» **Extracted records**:
= = = = = = =
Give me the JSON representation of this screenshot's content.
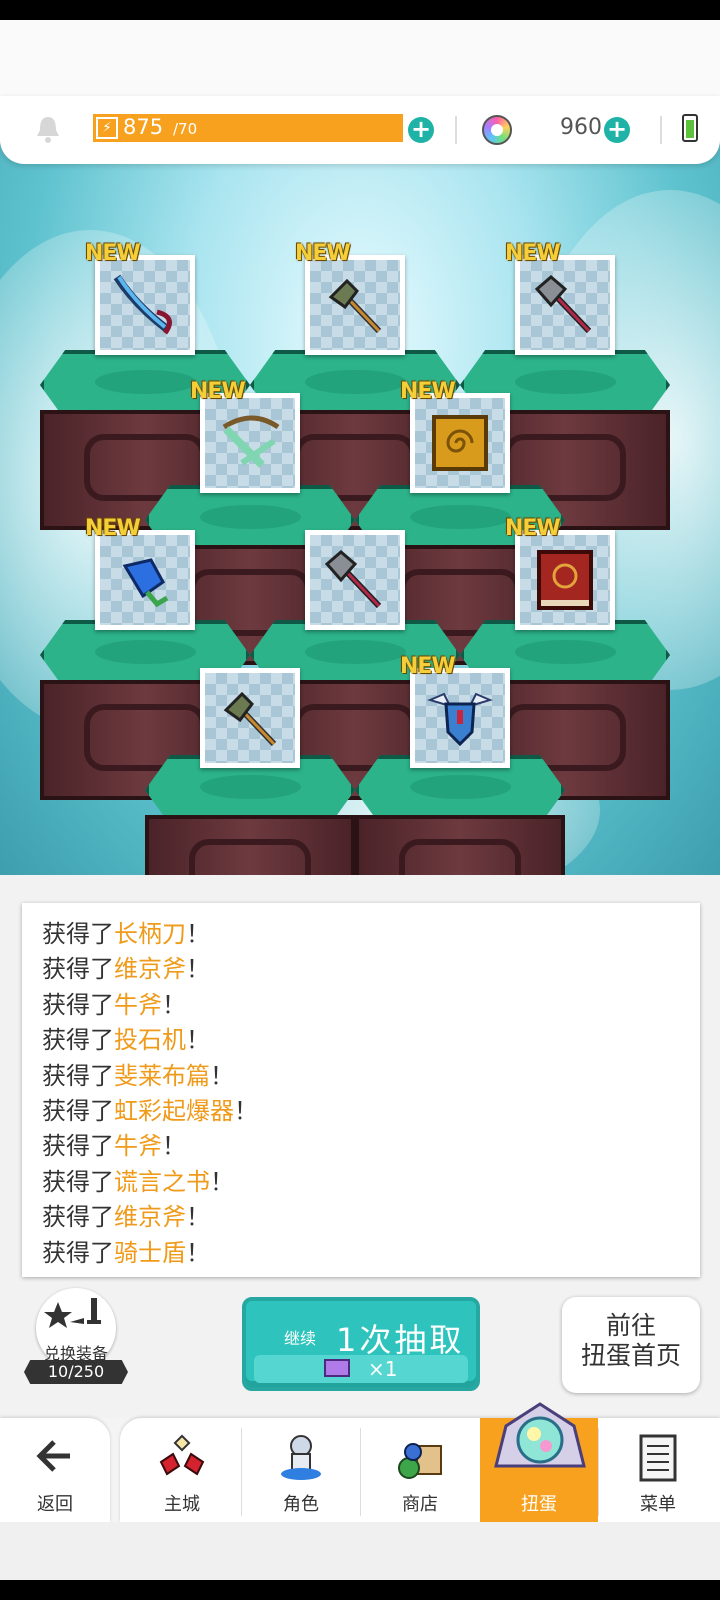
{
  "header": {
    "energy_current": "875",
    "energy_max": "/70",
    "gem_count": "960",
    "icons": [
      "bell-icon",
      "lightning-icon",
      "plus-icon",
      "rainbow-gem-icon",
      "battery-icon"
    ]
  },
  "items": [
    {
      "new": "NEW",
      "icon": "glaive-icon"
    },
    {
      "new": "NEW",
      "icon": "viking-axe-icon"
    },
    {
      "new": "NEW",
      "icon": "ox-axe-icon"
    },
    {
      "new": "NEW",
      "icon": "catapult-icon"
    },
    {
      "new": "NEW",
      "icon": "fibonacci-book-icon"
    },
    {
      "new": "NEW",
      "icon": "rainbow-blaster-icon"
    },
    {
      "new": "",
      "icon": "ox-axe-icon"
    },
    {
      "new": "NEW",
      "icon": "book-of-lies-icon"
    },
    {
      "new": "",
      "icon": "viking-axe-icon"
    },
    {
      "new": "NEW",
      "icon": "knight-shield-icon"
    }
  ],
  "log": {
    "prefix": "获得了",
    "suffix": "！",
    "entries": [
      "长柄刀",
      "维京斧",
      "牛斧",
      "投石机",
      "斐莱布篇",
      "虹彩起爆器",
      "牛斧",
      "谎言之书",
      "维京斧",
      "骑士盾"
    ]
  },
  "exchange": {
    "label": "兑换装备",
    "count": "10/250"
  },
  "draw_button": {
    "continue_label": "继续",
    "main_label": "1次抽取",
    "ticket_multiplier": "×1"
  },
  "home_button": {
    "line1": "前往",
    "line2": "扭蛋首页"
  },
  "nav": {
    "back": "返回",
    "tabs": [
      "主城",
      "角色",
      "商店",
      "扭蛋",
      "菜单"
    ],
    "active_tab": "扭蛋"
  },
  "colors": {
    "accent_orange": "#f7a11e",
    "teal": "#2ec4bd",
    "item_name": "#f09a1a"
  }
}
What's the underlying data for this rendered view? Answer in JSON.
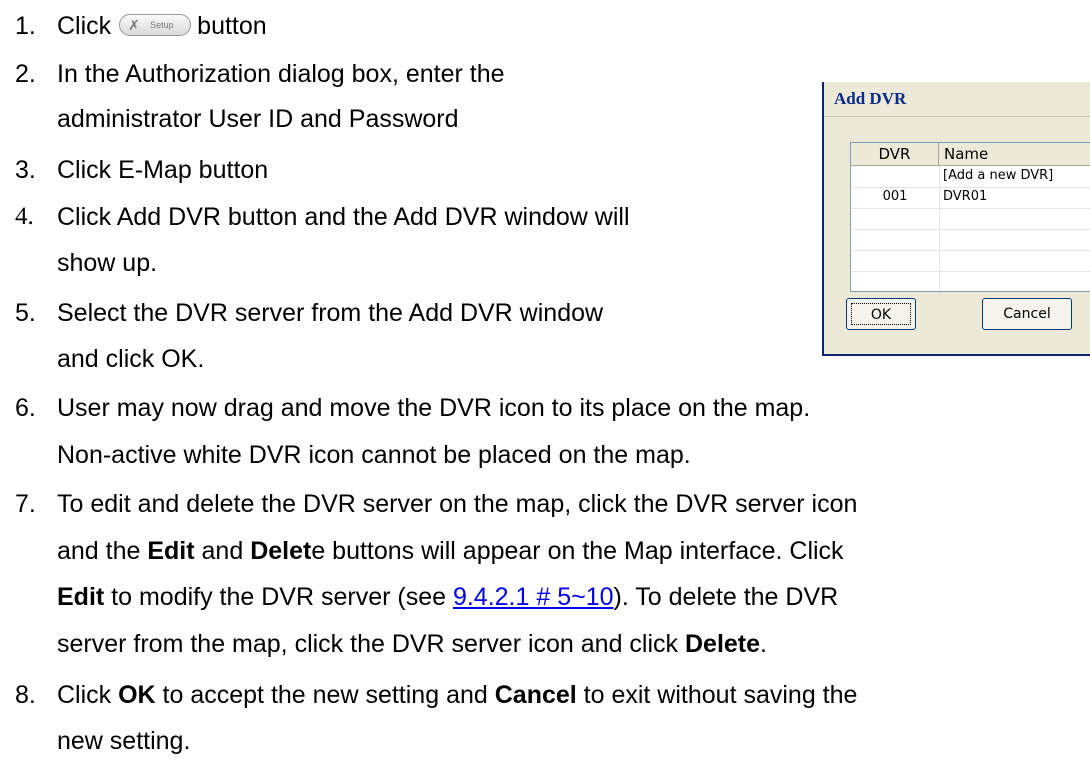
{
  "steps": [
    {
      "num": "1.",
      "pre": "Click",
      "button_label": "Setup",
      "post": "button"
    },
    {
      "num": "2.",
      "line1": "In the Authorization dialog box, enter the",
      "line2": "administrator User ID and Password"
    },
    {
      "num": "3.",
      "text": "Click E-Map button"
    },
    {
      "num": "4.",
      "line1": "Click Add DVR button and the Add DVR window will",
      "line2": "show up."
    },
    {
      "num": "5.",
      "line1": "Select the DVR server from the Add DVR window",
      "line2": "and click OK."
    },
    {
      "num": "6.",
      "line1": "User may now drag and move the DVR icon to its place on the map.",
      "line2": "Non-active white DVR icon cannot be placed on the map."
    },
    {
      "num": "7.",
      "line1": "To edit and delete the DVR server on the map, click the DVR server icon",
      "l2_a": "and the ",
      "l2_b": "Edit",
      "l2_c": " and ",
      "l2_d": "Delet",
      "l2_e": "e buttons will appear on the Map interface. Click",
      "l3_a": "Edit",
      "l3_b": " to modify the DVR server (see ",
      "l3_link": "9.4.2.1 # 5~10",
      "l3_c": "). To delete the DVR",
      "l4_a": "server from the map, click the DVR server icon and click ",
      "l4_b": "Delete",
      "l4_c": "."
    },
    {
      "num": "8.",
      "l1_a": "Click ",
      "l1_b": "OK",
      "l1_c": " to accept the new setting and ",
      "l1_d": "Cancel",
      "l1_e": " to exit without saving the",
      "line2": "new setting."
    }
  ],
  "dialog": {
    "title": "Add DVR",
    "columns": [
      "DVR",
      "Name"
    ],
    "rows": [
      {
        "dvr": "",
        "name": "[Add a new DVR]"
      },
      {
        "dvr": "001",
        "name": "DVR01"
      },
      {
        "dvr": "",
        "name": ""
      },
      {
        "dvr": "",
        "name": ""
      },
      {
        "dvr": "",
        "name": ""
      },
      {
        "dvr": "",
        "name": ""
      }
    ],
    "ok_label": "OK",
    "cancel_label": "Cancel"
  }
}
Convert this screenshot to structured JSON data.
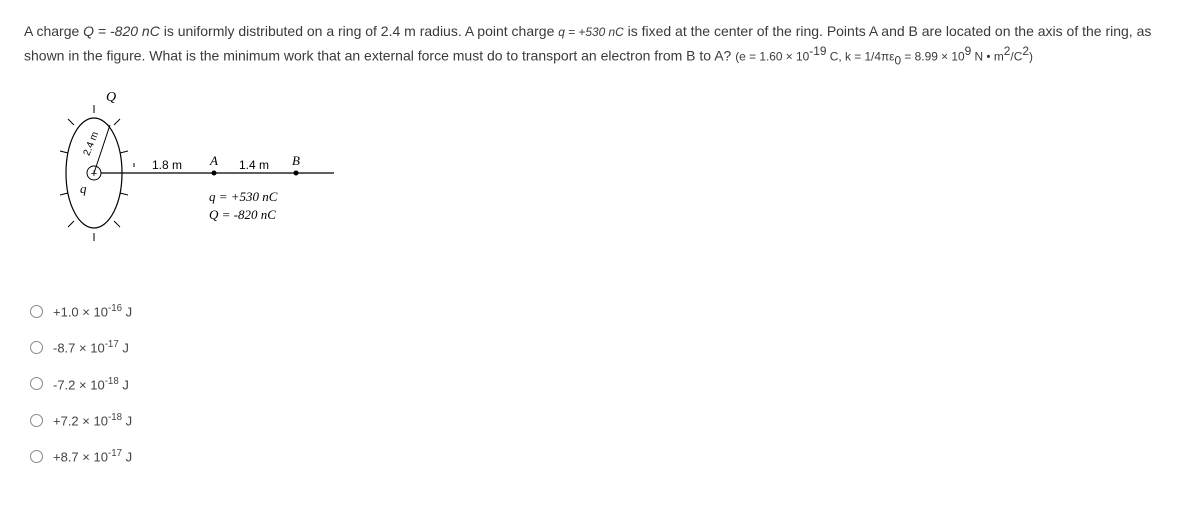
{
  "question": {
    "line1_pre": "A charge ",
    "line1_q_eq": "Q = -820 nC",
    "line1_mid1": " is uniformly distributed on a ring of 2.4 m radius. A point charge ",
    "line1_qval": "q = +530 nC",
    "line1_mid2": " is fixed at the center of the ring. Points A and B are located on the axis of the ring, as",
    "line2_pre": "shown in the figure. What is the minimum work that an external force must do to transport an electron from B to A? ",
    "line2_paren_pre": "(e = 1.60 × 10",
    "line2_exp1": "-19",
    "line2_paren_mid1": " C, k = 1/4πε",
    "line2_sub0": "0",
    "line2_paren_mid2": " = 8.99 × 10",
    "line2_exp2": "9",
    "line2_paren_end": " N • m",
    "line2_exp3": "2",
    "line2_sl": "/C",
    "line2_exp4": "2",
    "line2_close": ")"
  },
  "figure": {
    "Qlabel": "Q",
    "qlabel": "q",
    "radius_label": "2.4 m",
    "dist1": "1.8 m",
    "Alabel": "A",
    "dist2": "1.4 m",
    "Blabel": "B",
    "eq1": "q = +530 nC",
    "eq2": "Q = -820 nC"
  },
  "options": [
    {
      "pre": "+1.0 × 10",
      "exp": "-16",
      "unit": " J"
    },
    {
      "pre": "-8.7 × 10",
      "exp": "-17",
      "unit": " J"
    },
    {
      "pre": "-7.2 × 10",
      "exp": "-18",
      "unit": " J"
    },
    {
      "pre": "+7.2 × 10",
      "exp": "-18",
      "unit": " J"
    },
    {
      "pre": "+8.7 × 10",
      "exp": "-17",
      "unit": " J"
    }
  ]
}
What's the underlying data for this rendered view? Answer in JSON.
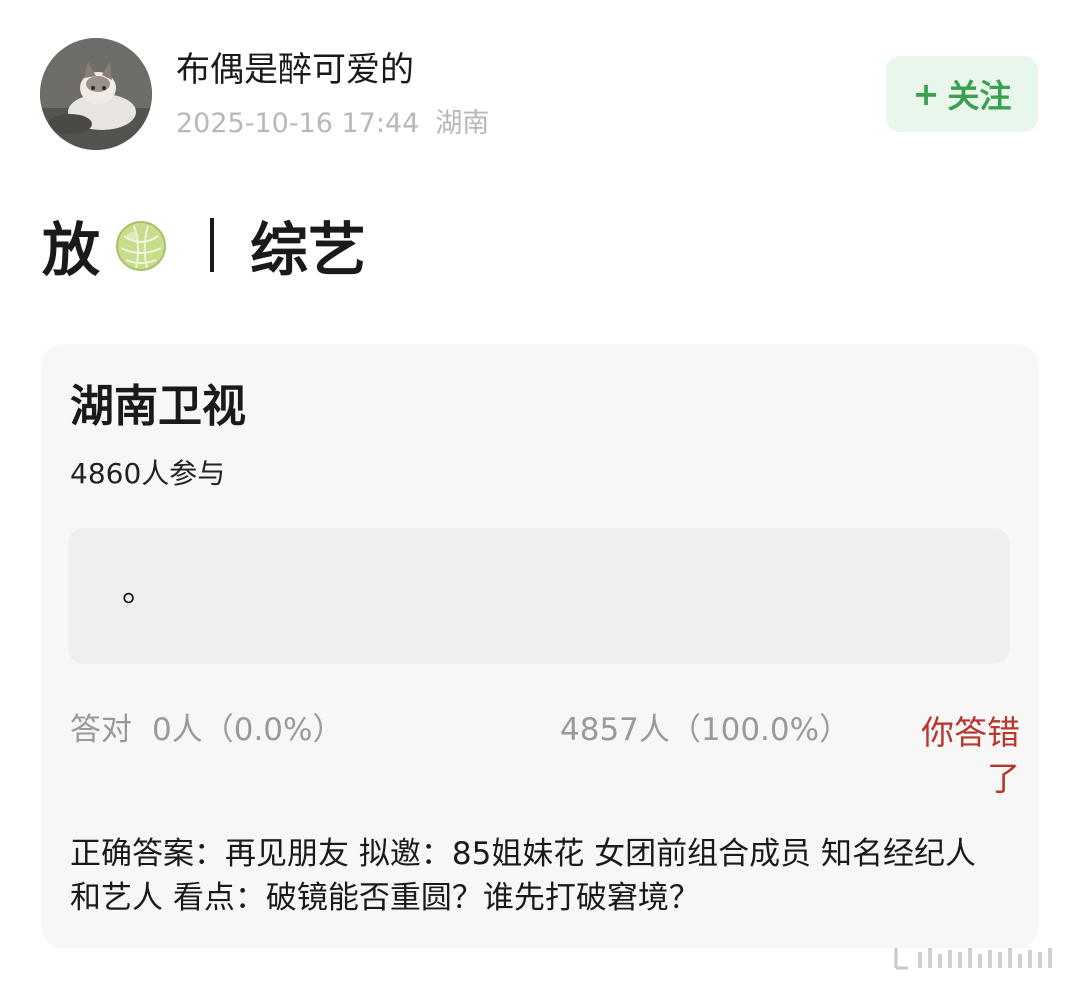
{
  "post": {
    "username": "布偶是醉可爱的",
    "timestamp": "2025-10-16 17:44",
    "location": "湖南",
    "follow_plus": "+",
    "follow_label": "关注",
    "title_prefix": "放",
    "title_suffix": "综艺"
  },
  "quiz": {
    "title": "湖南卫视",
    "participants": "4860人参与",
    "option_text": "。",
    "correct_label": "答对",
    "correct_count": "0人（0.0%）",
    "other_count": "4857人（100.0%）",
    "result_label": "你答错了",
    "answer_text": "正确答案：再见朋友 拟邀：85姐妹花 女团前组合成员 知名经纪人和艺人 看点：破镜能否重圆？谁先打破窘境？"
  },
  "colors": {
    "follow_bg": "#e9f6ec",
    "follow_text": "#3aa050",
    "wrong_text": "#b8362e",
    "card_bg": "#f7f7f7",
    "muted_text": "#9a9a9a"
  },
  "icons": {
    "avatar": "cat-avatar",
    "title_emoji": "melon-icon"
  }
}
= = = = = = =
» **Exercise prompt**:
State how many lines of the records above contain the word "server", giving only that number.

» **Result for this exercise**:
4